explores the complicated—even contradictory—position of the intellectual who takes a stand against political policies and ideologies. Mark Sanders argues that intellectuals cannot avoid some degree of complicity in what they oppose and that responsibility can only be achieved with their acknowledgment of this complicity. He examines the role of South African intellectuals by looking at the work of a number of key figures—both supporters and opponents of apartheid.
Sanders gives detailed analyses of widely divergent thinkers: Afrikaner nationalist poet N. P. van Wyk Louw, Drum writer Bloke Modisane, Xhosa novelist A. C. Jordan, Afrikaner dissident Breyten Breytenbach, and Black Consciousness leader Steve Biko. Drawing on theorists including Derrida, Sartre, and Fanon, and paying particular attention to the linguistic intricacy of the literary and political texts considered, Sanders shows how complicity emerges as a predicament for intellectuals across the ideological and social spectrum. Through discussions of the colonial intellectuals Olive Schreiner and Sol T. Plaatje and of post-apartheid feminist critiques of the Truth and Reconciliation Commission, Complicities reveals how sexual difference joins with race to further complicate issues of collusion.
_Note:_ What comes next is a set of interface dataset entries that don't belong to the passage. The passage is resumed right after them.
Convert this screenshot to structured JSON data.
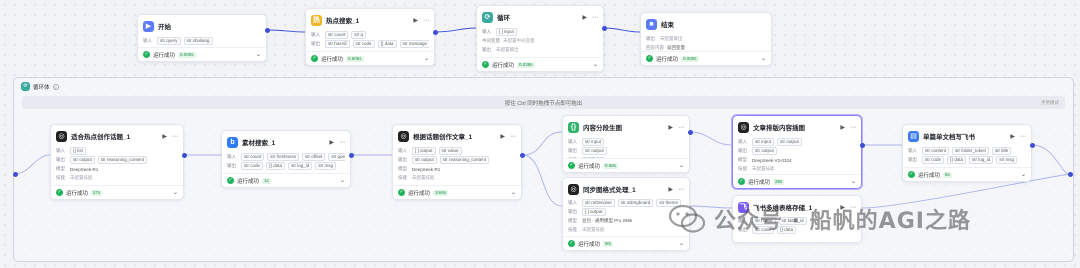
{
  "status": {
    "ok_label": "运行成功"
  },
  "nodes": {
    "start": {
      "title": "开始",
      "input_label": "输入",
      "params": [
        "str query",
        "str shuliang"
      ],
      "time": "0.000s"
    },
    "hot_search": {
      "title": "热点搜索_1",
      "row1_label": "输入",
      "row1": [
        "str count",
        "str q"
      ],
      "row2_label": "输出",
      "row2": [
        "str hasAll",
        "str code",
        "{} data",
        "str message"
      ],
      "time": "0.605s"
    },
    "loop": {
      "title": "循环",
      "row1_label": "输入",
      "row1": [
        "[ ] input"
      ],
      "row2_label": "中间变量",
      "row2_text": "未配置中间变量",
      "row3_label": "输出",
      "row3_text": "未配置输出",
      "time": "0.038s"
    },
    "end": {
      "title": "结束",
      "row1_label": "输出",
      "row1_text": "未配置输出",
      "row2_label": "回答内容",
      "row2_text": "返回变量",
      "time": "0.000s"
    },
    "topic": {
      "title": "适合热点创作话题_1",
      "row1_label": "输入",
      "row1": [
        "{} list"
      ],
      "row2_label": "输出",
      "row2": [
        "str output",
        "str reasoning_content"
      ],
      "row3_label": "模型",
      "row3_text": "DeepSeek-R1",
      "row4_label": "技能",
      "row4_text": "未配置技能",
      "time": "27s"
    },
    "material": {
      "title": "素材搜索_1",
      "row1_label": "输入",
      "row1": [
        "str count",
        "str freshness",
        "str offset",
        "str query"
      ],
      "row2_label": "输出",
      "row2": [
        "str code",
        "{} data",
        "str log_id",
        "str msg"
      ],
      "time": "1s"
    },
    "article": {
      "title": "根据话题创作文章_1",
      "row1_label": "输入",
      "row1": [
        "[ ] output",
        "str value"
      ],
      "row2_label": "输出",
      "row2": [
        "str output",
        "str reasoning_content"
      ],
      "row3_label": "模型",
      "row3_text": "DeepSeek-R1",
      "row4_label": "技能",
      "row4_text": "未配置技能",
      "time": "1m6s"
    },
    "content_split": {
      "title": "内容分段生图",
      "row1_label": "输入",
      "row1": [
        "str input"
      ],
      "row2_label": "输出",
      "row2": [
        "str output"
      ],
      "row3_label": "技能",
      "row3_text": "未配置技能",
      "time": "0.68s"
    },
    "sync_format": {
      "title": "同步图格式处理_1",
      "row1_label": "输入",
      "row1": [
        "str reDenoise",
        "str aiDngboard",
        "str theme"
      ],
      "row2_label": "输出",
      "row2": [
        "[ ] output"
      ],
      "row3_label": "模型",
      "row3_text": "豆包 · 通用模型 Pro 256k",
      "row4_label": "技能",
      "row4_text": "未配置技能",
      "time": "9m"
    },
    "layout_image": {
      "title": "文章排版内容插图",
      "row1_label": "输入",
      "row1": [
        "str input",
        "str output"
      ],
      "row2_label": "输出",
      "row2": [
        "str output"
      ],
      "row3_label": "模型",
      "row3_text": "DeepSeek-V3-0324",
      "row4_label": "技能",
      "row4_text": "未配置技能",
      "time": "28s"
    },
    "feishu_table": {
      "title": "飞书多维表格存储_1",
      "row1_label": "输入",
      "row1": [
        "str name",
        "str table_id"
      ],
      "row2_label": "输出",
      "row2": [
        "str code",
        "{} data"
      ],
      "time": ""
    },
    "feishu_doc": {
      "title": "单篇单文档写飞书",
      "row1_label": "输入",
      "row1": [
        "str content",
        "str folder_token",
        "str title"
      ],
      "row2_label": "输出",
      "row2": [
        "str code",
        "{} data",
        "str log_id",
        "str msg"
      ],
      "time": "8s"
    }
  },
  "loop_body": {
    "title": "循环体",
    "hint": "按住 Ctrl 同时拖拽节点即可拖出",
    "hint_right": "手势模式"
  },
  "watermark": {
    "text": "公众号 · 船帆的AGI之路"
  },
  "colors": {
    "wire": "#3d4fd6",
    "ok": "#1fb35b",
    "selected": "#8f84f7"
  },
  "icons": {
    "start": "play-icon",
    "hot_search": "search-plugin-icon",
    "loop": "loop-icon",
    "end": "stop-icon",
    "topic": "llm-icon",
    "material": "bing-icon",
    "article": "llm-icon",
    "content_split": "code-icon",
    "sync_format": "llm-icon",
    "layout_image": "llm-icon",
    "feishu_table": "feishu-icon",
    "feishu_doc": "doc-icon"
  }
}
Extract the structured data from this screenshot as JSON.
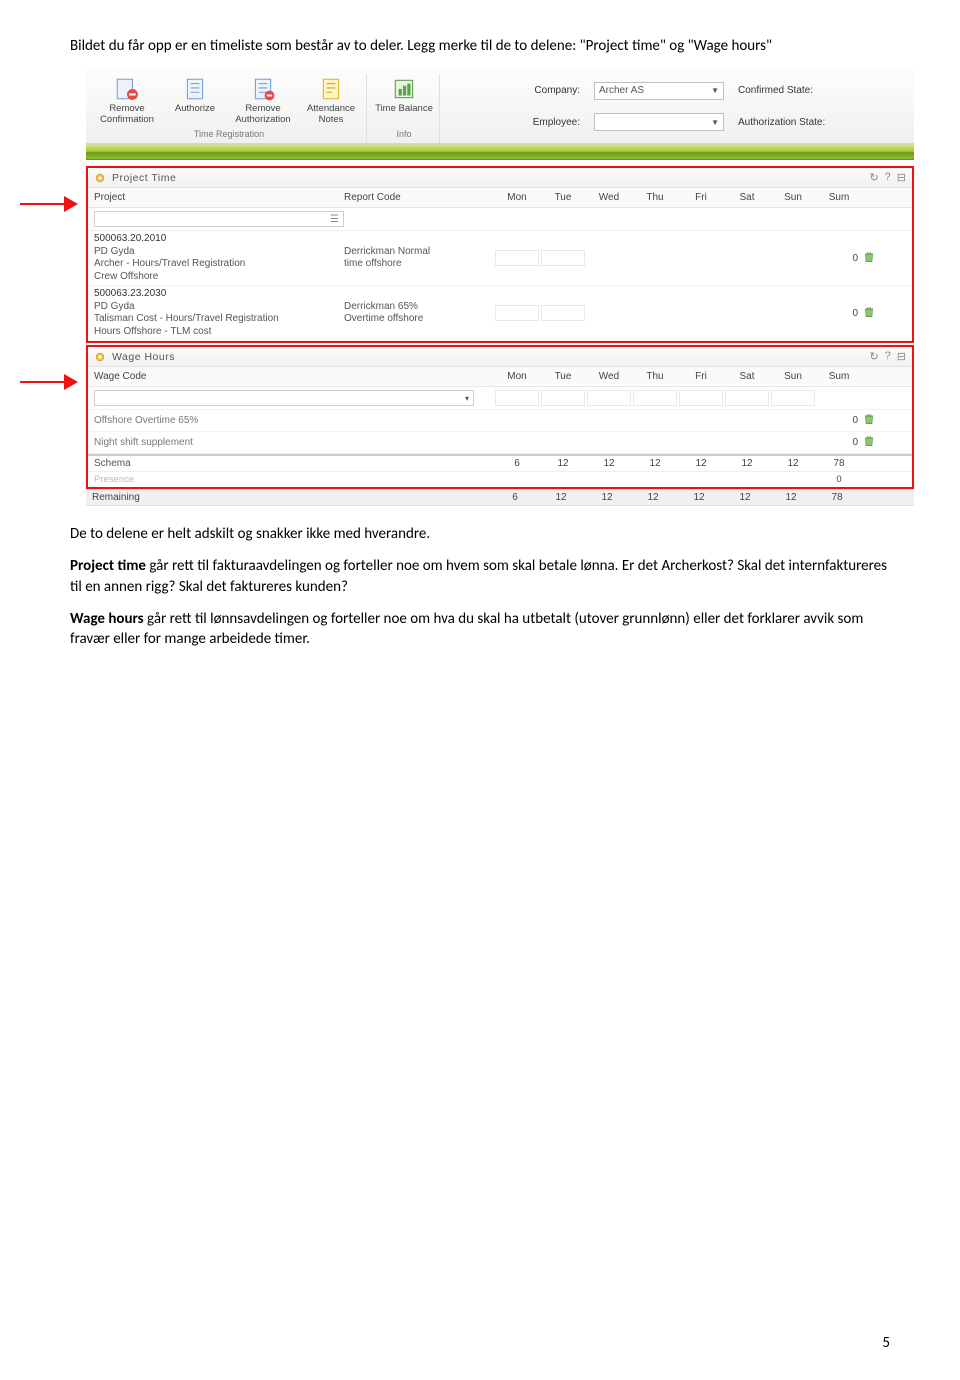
{
  "doc": {
    "intro": "Bildet du får opp er en timeliste som består av to deler. Legg merke til de to delene: \"Project time\" og \"Wage hours\"",
    "mid": "De to delene er helt adskilt og snakker ikke med hverandre.",
    "p_project_lead": "Project time",
    "p_project_rest": " går rett til fakturaavdelingen og forteller noe om hvem som skal betale lønna. Er det Archerkost? Skal det internfaktureres til en annen rigg? Skal det faktureres kunden?",
    "p_wage_lead": "Wage hours",
    "p_wage_rest": " går rett til lønnsavdelingen og forteller noe om hva du skal ha utbetalt (utover grunnlønn) eller det forklarer avvik som fravær eller for mange arbeidede timer.",
    "page": "5"
  },
  "ribbon": {
    "btns": [
      {
        "label1": "Remove",
        "label2": "Confirmation"
      },
      {
        "label1": "Authorize",
        "label2": ""
      },
      {
        "label1": "Remove",
        "label2": "Authorization"
      },
      {
        "label1": "Attendance",
        "label2": "Notes"
      },
      {
        "label1": "Time Balance",
        "label2": ""
      }
    ],
    "group1_caption": "Time Registration",
    "group2_caption": "Info",
    "fields": {
      "company_label": "Company:",
      "company_value": "Archer AS",
      "employee_label": "Employee:",
      "employee_value": "",
      "confirmed_label": "Confirmed State:",
      "auth_label": "Authorization State:"
    }
  },
  "projectTime": {
    "title": "Project Time",
    "cols": {
      "c1": "Project",
      "c2": "Report Code",
      "days": [
        "Mon",
        "Tue",
        "Wed",
        "Thu",
        "Fri",
        "Sat",
        "Sun"
      ],
      "sum": "Sum"
    },
    "rows": [
      {
        "code": "500063.20.2010",
        "lines": [
          "PD Gyda",
          "Archer - Hours/Travel Registration",
          "Crew Offshore"
        ],
        "rc": [
          "Derrickman Normal",
          "time offshore"
        ],
        "sum": "0"
      },
      {
        "code": "500063.23.2030",
        "lines": [
          "PD Gyda",
          "Talisman Cost - Hours/Travel Registration",
          "Hours Offshore - TLM cost"
        ],
        "rc": [
          "Derrickman 65%",
          "Overtime offshore"
        ],
        "sum": "0"
      }
    ]
  },
  "wageHours": {
    "title": "Wage Hours",
    "col1": "Wage Code",
    "days": [
      "Mon",
      "Tue",
      "Wed",
      "Thu",
      "Fri",
      "Sat",
      "Sun"
    ],
    "sum": "Sum",
    "rows": [
      {
        "label": "Offshore Overtime 65%",
        "sum": "0"
      },
      {
        "label": "Night shift supplement",
        "sum": "0"
      }
    ]
  },
  "summary": {
    "schema_label": "Schema",
    "schema": [
      "6",
      "12",
      "12",
      "12",
      "12",
      "12",
      "12",
      "78"
    ],
    "presence_label": "Presence",
    "presence_sum": "0",
    "remaining_label": "Remaining",
    "remaining": [
      "6",
      "12",
      "12",
      "12",
      "12",
      "12",
      "12",
      "78"
    ]
  }
}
Complicities sheds new light on the history and literature of twentieth-century South Africa as it weighs into debates about the role of the intellectual in public life.